That doesn’t always mean a combustion engine is going to win. (See: Tesla beats Charger Hellcat in a drag race.) Electric power’s advantage over combustion is instant, maximum torque from a standstill, providing incredible acceleration. And where that kind of technology and performance is gaining real momentum is actually on two wheels, not four.
Electric vehicles are becoming mainstream — there’s no getting around it. But that’s not necessarily a terrible prospect for performance junkies, because what’s putting the power to the wheels shouldn’t really matter so long as you have what’s quickest.

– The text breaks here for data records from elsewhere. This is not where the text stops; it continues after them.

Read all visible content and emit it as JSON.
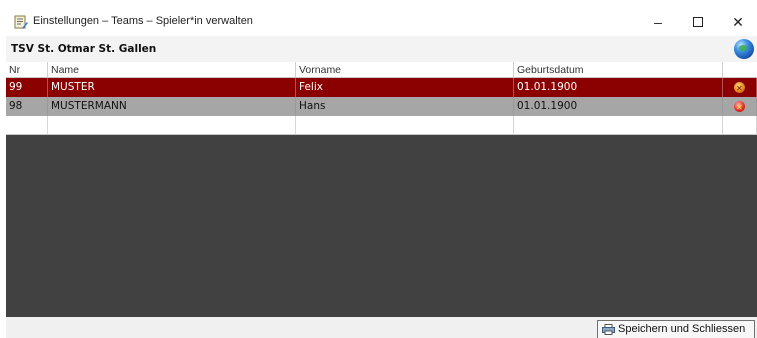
{
  "window": {
    "title": "Einstellungen – Teams – Spieler*in verwalten",
    "minimize_glyph": "–",
    "close_glyph": "✕"
  },
  "team": {
    "name": "TSV St. Otmar St. Gallen"
  },
  "grid": {
    "columns": [
      "Nr",
      "Name",
      "Vorname",
      "Geburtsdatum",
      ""
    ],
    "rows": [
      {
        "nr": "99",
        "name": "MUSTER",
        "vorname": "Felix",
        "geburtsdatum": "01.01.1900",
        "selected": true
      },
      {
        "nr": "98",
        "name": "MUSTERMANN",
        "vorname": "Hans",
        "geburtsdatum": "01.01.1900",
        "selected": false
      }
    ]
  },
  "colors": {
    "selected_row": "#8b0000",
    "normal_row": "#a6a6a6",
    "grid_background": "#414141"
  },
  "icons": {
    "app": "settings-document-icon",
    "team": "globe-icon",
    "row_action": "delete-icon",
    "save": "printer-icon"
  },
  "footer": {
    "save_label": "Speichern und Schliessen"
  }
}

Alta Motors, a San Francisco-based electric motorcycle manufacturer, is not exactly leading the charge on bringing battery-powered performance to two wheels, but they’re sure as hell pushing the performance envelope. Where some electric bikes are made to sit next to the other bikes in your garage, the Redshift SM is looking to directly compete with (i.e., replace) their combustible counterparts. And after riding the Redshift SM through the city I can wholeheartedly say four-strokes should be watching their six.
Power is instant (great for beating cabbies to the next light); all the weight is down low so you can toss it back and forth as you weave up and down the avenues. But, most importantly, it’s a near-silent experience. As sacrilegious as that may be to motorcycle fans, the lack of sound actually adds to the bike’s prodigious performance. “Think about trying to play a guitar with a paint shaker attached to it — that is, basically, what you’re doing to do when trying to feel the road through the handlebars,” said Marc Fenigstein, Alta Motors CEO, of combustion bikes. That quiet, coupled with significantly reduced vibration, frees up a few of your senses, which can then be devoted to figuring out what exactly the bike is doing beneath you. By breaking technological boundaries, a new motorcycling experience is emerging — dare I say, a better one.